Sonnier is proud of the team he’s managed to assemble for this project, including Swedish horror directors Sonny Laguna and Tommy Wiklund. He admits it wasn’t easy to find people who intuitively understood what he and Cinestate are trying to do.
“When you say the title, Puppet Master: The Littlest Reich, about 80 percent of all directors and actors sort of say, ‘Nah, no thanks.’”
Perhaps what makes him proudest is that so much of the support he found came from Dallas: from people in the film industry, like fellow producers Presmyk and Donaghey, all the way down to local businesses they ended up collaborating with.
“We've been working with local vendors, local restaurants – we shot in the Red Pegasus comic book shop in Oak Cliff. We're shooting in the [Dallas] Woman's Forum. We're just happy to showcase them on film,” Sonnier says. “All of the local community has come out and supported us.”
Sonnier still encourages young people to spend some time in LA and New York learning the trade and networking, like he did, but now that Cinestate is off the ground, there are already more opportunities for filmmakers who want to build their lives in Texas.
Case in point, Amanda Presmyk. After graduating Southlake Carroll High School, she thought she would attend film school on one of the coasts. In the end she chose SMU because she got a scholarship.

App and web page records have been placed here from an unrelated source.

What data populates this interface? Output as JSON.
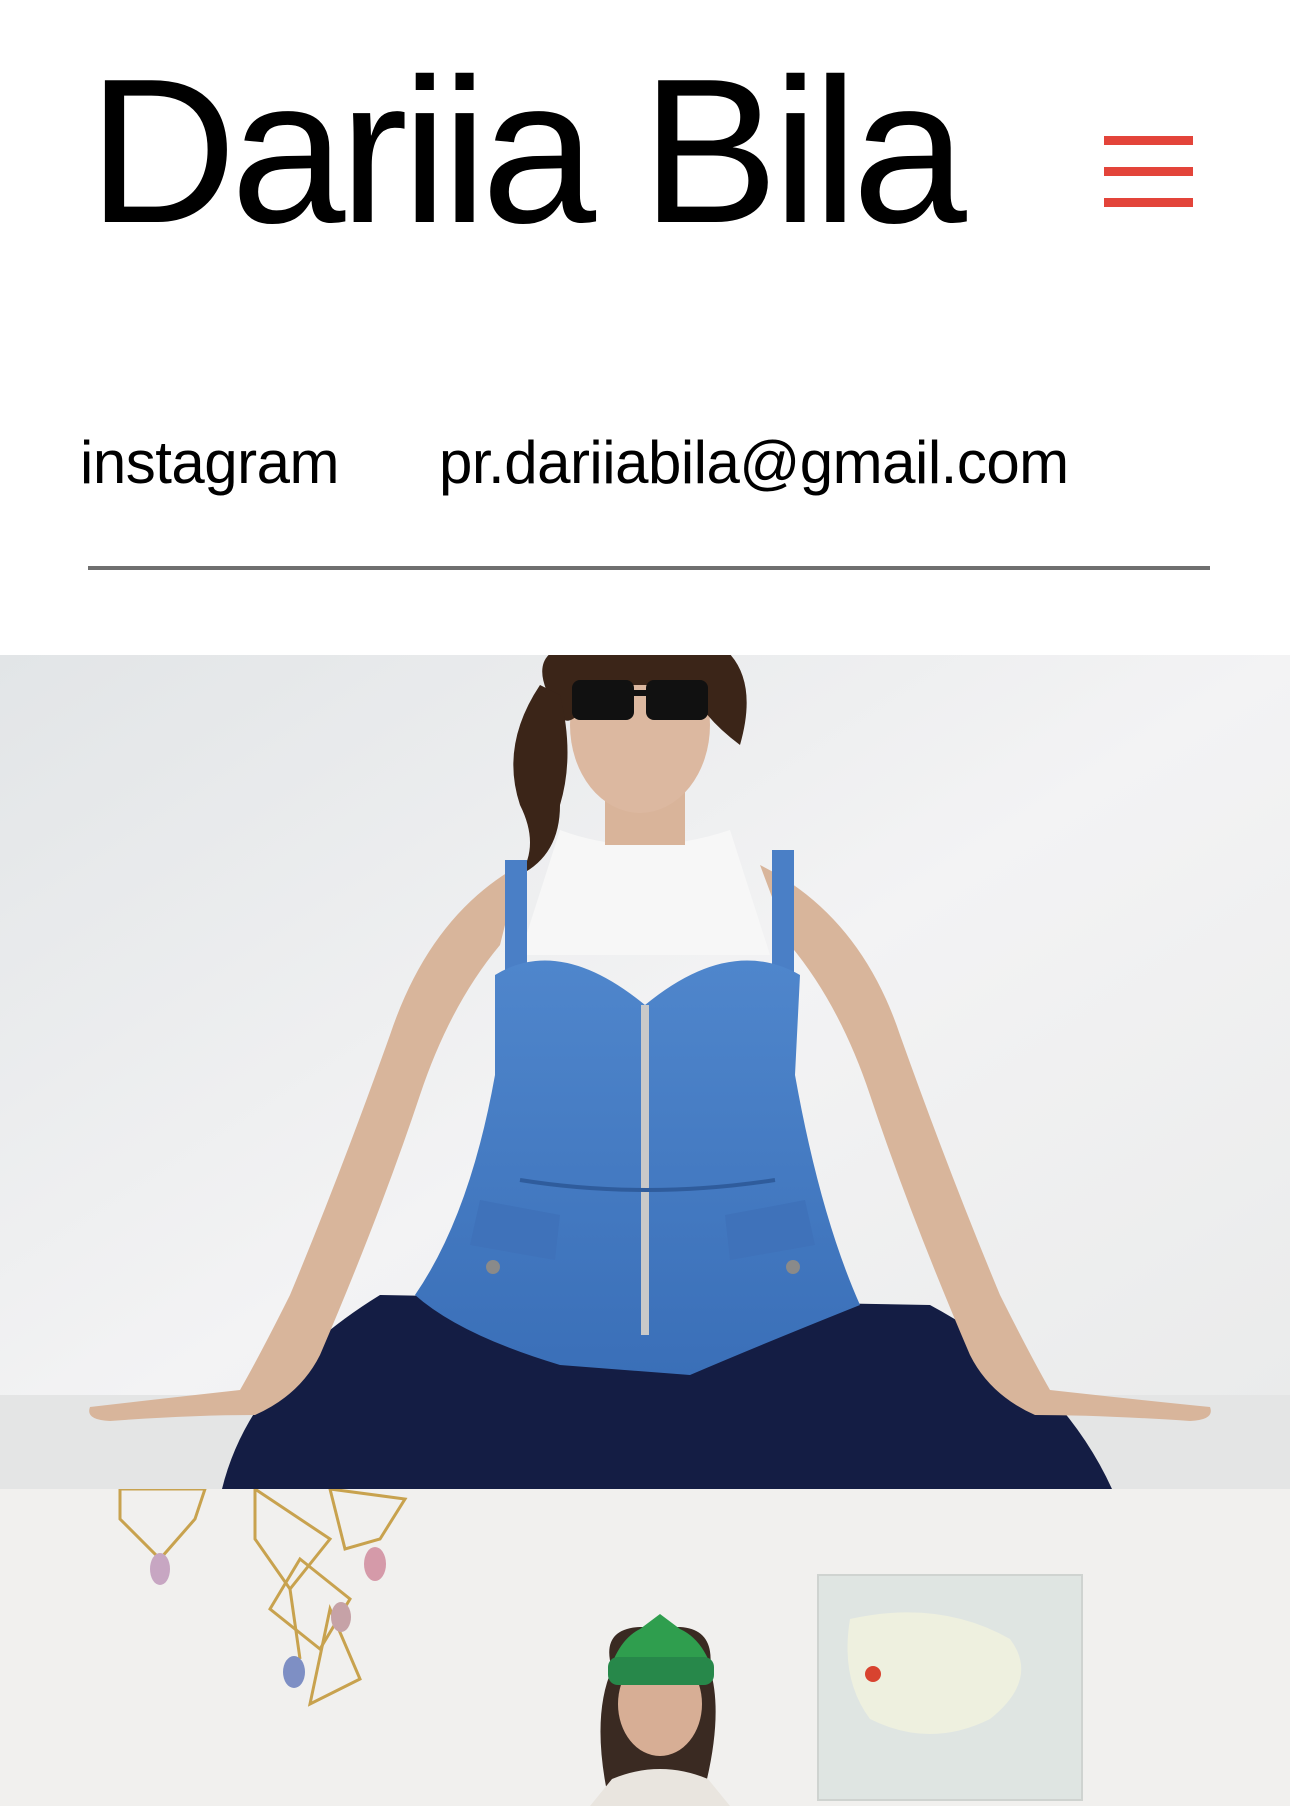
{
  "header": {
    "title": "Dariia Bila",
    "menu_icon": "hamburger-menu-icon",
    "accent_color": "#e3443a"
  },
  "contact": {
    "instagram_label": "instagram",
    "email_label": "pr.dariiabila@gmail.com"
  },
  "gallery": {
    "photos": [
      {
        "subject": "woman-in-denim-corset-top"
      },
      {
        "subject": "woman-in-green-knit-hat"
      }
    ]
  }
}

At SMU, she began producing other students’ short films and discovered she fit well in that role, which entails overseeing a film and solving any problems that come up. She took on more producing gigs after graduating, first for commercials and later for the Dallas-based television show Queen of the South. Eventually her work took her to Atlanta for another TV show, Daytime Divas.
“I worked in Atlanta last year, and Atlanta has so much going on. I had plans to move there,” she says. “But because of Cinestate … I’m staying. I love Dallas, and there’s such a strong independent film community here. The only thing we don’t have is infrastructure, and people just doing the damn thing.”
While she was back in Dallas helping to coordinate the Oak Cliff Film Festival, she connected with Cinestate. The unlikely thing has happened, and now, at 25, she's producing her first feature film – in Dallas of all places.
What makes that achievement more remarkable is the film industry is still male-dominated. In 2015, the Center for the Study of Women in Television and Film reported that women account for only 26 percent of producers.
Donaghey, who is a partner in the Texas Theatre and co-founder of the Oak Cliff Film Festival, is another person whose career has been affected by the launch of Cinestate. He makes his living producing films and freelancing as a production manager on commercials and music videos.
As line producer on Puppet Master, he’s basically a “glorified accountant,” he says, managing the crew and keeping up with the budget.
It’s work he likes and enjoys traveling for, but he has no interest in relocating to the coasts.
“I really like being a Texas producer,” says Donaghey, who also produced Dallas director David Lowery’s new film A Ghost Story. “There’s a lot of benefits to that. … It’s definitely easier for me to get involved in projects and things like that and not have so much competition with everybody trying to do the same thing. It’s a much more chill environment.”
Sonnier cites Donaghey, Presmyk and filmmakers Lowery and Shane Caruth (Upstream Color, Primer) as evidence that Dallas has all the talent it needs to support a thriving film industry. The only real obstacle he sees is a sharp divide between the city's artistic community and financial sector, and that's where he hopes he and Evans can come in.
"Dallas is a bifurcated city when it comes to the art world and the business world ... there’s all these phenomenal artists ... but [the artists are] not in daily conversations with the other side of Dallas, which has access to so much financing and really understands the concept of how to make money," he says. "We’re hoping to bridge that gap a little bit.”